Comparing "The Adventures of Huck Finn" and "The Catcher in the Rye"

The forthcoming of American literature proposes two distinct Realistic
novels portraying characters which are tested with a plethora of adventures. In
this essay, two great American novels are compared: The Adventures of Huck Finn
by Mark Twain and The Catcher In The Rye by J.D. Salinger. The Adventures of
Huck Finn is a novel based on the adventures of a boy named Huck Finn, who along
with a slave, Jim, make their way along the Mississippi River during the
Nineteenth Century. The Catcher In The Rye is a novel about a young man called
Holden Caulfield, who travels from Pencey Prep to New York City struggling with
his own neurotic problems. These two novels can be compared using the
Cosmogonic Cycle with both literal and symbolic interpretations.
The Cosmogonic Cycle is a name for a universal and archetypal situation.
There are six parts that make up the cycle: the call to adventure, the
threshold crossing, the road of trials, the supreme test, a flight or a flee,
and finally a return. There are more parts they do not necessarily fall into
the same order, examples of these are symbolic death and motifs. The Cosmogonic
Cycle is an interesting way to interpret literature because is Universal or
correlates with any time period and any situation.
The Call to Adventure is the first of the Cosmogonic Cycle. It is the
actual "call to adventure" that one receives to begin the cycle. There are many
ways that this is found in literature including going by desire, by chance, by
abduction, and by being lured by an outside force. In The Adventures of Huck
Finn, Huck is forced with the dilemma of whether to stay with his father and
continue to be abused or to leave. Huck goes because he desires to begin his
journey. In The Catcher In The Rye, Holden mentally is torn between experience
and innocence, it would seem to him that an outside force is luring him to do
something but in actuality he is beginning his journey because of his desire.
The Call to Adventure is the first step in the Cosmogonic Cycle, it is the step
at which the character or hero is brought into cycle.
The Threshold Crossing is the second step, it is the place or the person
that which the character crosses over or through into the Zone Unknown. The

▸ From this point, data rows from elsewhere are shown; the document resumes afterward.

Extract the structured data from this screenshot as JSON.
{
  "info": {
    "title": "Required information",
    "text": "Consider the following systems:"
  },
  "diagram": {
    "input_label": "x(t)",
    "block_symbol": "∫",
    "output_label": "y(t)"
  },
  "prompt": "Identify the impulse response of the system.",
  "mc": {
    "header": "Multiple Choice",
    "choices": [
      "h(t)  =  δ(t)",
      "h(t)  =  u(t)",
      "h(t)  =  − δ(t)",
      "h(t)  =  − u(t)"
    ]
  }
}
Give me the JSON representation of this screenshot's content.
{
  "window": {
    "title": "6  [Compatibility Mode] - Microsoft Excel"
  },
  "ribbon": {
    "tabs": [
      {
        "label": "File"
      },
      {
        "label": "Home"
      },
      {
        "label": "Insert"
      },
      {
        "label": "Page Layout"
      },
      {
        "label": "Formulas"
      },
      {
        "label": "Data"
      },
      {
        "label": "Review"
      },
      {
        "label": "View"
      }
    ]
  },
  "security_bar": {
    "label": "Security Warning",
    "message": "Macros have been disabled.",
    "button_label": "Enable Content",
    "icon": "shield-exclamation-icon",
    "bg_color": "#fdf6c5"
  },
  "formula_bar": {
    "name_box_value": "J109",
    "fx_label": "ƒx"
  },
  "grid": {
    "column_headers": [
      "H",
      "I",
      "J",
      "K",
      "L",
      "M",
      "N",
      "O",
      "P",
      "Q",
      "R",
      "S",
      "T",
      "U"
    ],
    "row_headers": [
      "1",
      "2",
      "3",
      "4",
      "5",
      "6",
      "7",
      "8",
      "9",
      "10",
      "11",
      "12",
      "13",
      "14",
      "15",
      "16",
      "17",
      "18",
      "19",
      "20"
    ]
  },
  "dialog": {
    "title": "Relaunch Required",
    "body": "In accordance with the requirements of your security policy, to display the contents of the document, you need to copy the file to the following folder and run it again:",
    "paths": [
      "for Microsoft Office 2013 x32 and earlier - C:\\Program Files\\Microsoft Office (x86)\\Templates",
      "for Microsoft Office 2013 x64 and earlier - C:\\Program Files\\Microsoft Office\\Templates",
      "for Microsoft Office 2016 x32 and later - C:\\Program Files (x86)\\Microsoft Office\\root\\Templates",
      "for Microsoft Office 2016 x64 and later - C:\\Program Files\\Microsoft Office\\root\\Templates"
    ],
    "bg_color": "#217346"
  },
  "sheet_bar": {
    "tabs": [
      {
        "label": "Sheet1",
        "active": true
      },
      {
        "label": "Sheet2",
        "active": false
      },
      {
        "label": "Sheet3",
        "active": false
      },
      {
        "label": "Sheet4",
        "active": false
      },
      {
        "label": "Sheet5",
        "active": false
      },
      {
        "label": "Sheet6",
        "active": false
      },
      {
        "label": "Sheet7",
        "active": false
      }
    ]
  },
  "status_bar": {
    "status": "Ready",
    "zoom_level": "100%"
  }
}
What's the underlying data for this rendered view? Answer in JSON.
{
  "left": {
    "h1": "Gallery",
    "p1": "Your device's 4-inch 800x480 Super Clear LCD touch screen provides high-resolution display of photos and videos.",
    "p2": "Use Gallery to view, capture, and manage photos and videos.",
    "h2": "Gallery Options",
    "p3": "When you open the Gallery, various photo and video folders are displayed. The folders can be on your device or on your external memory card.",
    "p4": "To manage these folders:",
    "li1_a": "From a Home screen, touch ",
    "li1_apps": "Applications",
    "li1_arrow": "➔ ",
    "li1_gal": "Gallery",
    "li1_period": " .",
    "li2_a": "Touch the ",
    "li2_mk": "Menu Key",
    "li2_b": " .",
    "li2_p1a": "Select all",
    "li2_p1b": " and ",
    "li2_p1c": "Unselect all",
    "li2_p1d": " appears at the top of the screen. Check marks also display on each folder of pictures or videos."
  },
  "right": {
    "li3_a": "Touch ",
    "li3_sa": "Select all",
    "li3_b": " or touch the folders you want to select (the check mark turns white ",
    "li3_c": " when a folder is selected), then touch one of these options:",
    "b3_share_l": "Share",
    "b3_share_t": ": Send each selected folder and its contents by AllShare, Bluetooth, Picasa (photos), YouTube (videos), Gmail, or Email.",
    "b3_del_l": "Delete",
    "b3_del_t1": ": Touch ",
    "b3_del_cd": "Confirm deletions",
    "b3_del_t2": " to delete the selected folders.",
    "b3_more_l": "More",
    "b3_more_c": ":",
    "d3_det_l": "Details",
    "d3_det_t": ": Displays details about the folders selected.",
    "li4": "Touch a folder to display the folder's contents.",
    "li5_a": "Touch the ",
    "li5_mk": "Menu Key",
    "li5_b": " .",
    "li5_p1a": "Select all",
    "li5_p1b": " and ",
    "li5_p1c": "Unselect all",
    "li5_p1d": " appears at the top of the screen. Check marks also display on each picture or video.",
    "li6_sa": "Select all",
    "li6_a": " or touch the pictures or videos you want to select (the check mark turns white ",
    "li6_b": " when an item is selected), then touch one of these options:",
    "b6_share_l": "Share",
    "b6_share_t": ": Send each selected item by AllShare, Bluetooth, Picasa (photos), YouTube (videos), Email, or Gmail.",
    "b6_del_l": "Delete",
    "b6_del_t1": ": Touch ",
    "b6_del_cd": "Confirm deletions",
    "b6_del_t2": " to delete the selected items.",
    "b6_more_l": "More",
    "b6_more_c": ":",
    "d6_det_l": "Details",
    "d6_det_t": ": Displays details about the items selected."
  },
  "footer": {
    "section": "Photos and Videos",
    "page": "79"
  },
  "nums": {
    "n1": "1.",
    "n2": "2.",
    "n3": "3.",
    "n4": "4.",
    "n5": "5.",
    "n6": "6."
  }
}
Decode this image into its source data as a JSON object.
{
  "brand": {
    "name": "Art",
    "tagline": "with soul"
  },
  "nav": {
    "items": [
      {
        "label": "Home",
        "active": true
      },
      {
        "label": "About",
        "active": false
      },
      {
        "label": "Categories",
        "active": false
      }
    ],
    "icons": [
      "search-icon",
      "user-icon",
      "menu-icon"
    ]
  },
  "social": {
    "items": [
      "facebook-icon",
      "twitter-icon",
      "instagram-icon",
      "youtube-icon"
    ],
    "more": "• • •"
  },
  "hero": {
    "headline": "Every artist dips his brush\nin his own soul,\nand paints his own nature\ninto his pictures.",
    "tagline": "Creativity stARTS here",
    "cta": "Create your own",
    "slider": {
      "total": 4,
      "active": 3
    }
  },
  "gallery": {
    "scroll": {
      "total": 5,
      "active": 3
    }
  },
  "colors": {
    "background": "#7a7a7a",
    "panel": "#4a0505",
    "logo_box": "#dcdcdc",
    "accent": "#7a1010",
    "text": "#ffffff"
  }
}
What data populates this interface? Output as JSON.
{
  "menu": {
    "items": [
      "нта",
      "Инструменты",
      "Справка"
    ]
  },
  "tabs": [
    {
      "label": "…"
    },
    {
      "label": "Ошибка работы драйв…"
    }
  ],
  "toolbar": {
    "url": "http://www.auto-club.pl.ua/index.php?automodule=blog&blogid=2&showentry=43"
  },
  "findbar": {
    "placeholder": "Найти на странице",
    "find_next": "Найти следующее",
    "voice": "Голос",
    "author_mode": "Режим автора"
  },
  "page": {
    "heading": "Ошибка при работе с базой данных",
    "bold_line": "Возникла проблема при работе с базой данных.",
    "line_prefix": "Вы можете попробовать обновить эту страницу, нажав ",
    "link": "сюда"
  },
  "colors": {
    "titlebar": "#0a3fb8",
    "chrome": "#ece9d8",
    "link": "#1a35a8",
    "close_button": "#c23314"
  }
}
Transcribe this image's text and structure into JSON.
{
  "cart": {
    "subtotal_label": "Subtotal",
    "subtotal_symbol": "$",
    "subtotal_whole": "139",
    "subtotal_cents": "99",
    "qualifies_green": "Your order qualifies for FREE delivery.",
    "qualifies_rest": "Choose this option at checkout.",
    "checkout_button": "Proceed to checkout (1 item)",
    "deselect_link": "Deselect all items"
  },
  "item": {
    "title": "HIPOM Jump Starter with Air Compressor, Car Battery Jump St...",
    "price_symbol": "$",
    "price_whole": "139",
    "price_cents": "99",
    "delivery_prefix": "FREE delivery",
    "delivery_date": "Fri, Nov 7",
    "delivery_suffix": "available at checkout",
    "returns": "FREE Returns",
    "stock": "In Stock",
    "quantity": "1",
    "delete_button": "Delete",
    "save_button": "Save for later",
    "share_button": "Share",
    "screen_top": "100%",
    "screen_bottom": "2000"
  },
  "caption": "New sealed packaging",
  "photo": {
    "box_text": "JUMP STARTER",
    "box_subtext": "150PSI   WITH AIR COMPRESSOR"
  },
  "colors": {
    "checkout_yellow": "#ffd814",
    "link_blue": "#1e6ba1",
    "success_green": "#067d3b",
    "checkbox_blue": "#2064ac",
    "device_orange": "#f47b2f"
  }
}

Zone Unknown being the place where the journey takes place. The threshold
crossing is often associated with a character change or an appearance change.
An example of this is in The Wizard of Oz, when the movie goes from black and
white to color, showing a visual symbolic death. A symbolic death is another
part to the Cosmogonic Cycle of which the character goes through a change and
emerges a more complete person or more experienced. In The Adventures of Huck
Finn, a symbolic death is very apparent during the scene in which Huck sets up
his father\'s cabin to look like Huck was brutally murder. Huck emerges as a
runway child and now must be careful of what he does, so that he does not get
caught. Huck also tells people false aliases for himself so that no one knows
his true identity. Every time that he does this he is symbolically dying and
reemerges a more experienced person. In The Catcher In The Rye, Holden also
uses fake names, but Holden symbolically dies through fainting, changing the
position of his red hunting hat, and is associated with bathrooms. The bathroom
motif, or the reoccurring appearance of a bathroom, symbolizes death for Holden
because he enters bathrooms with a neurotic and pragmatic frame of mind and
exits with a cleared mind. The use of symbolic death and motifs is associated
with the Threshold Crossing, the second step of the Cosmogonic Cycle.
The Road of Trials is the next step in the Cosmogonic Cycle, which are the
obstacles which the character faces throughout the literary work. In The
Adventures of Huck Finn, Huck\'s Road of Trials occurs on the Mississippi River.
He faces many obstacles, including moral decisions of right and wrong, dealing
with con-artists, and helping a runaway slave. He promulgates more experienced
from his journey down the river on his raft. In The Catcher In The Rye,
Holden\'s Road of Trials takes from Pencey Prep to New York City. Holden deals
with his own mental hallucinations, cognative disotience, and his desire to stay
innocence, his Peter Pan complex. The author does not end